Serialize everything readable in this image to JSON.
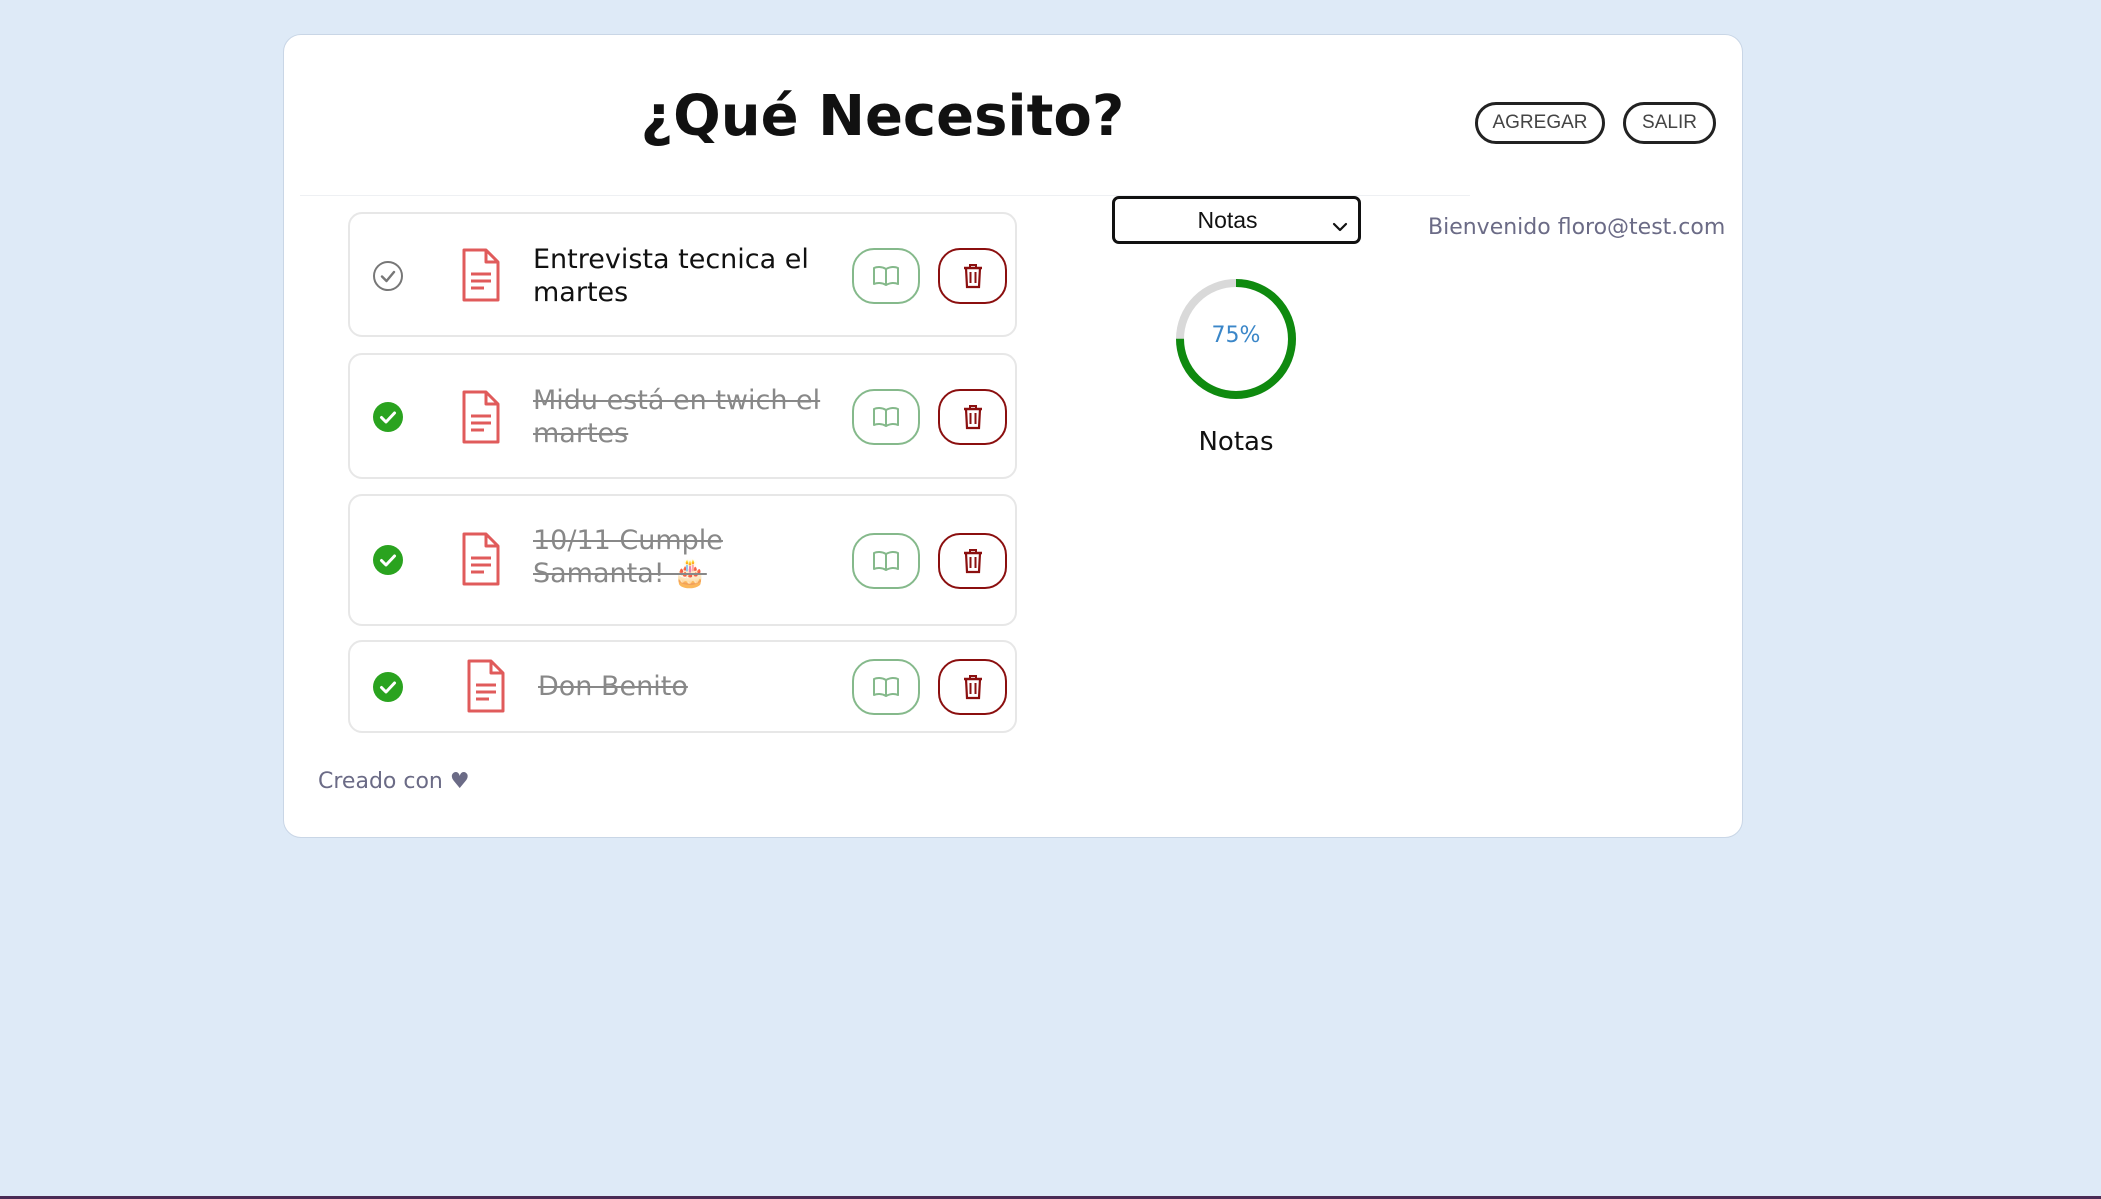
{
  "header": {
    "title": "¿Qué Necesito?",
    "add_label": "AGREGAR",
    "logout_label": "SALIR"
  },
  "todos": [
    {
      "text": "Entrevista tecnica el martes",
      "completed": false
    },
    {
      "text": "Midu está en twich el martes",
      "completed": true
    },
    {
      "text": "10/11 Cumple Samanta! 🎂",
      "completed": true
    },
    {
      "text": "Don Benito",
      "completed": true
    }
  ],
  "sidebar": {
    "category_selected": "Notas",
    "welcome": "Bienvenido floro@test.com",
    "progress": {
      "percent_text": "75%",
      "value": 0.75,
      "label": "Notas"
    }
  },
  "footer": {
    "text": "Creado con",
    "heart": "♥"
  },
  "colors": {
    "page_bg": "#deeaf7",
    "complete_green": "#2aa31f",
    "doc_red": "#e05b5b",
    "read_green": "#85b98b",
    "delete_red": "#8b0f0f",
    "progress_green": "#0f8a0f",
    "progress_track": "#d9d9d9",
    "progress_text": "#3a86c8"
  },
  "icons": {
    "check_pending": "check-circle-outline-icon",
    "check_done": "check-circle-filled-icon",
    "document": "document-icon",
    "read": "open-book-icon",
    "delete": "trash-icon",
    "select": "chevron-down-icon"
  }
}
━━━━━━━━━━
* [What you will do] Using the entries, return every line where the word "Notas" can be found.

* [Completed task]
    "category_selected": "Notas",
      "label": "Notas"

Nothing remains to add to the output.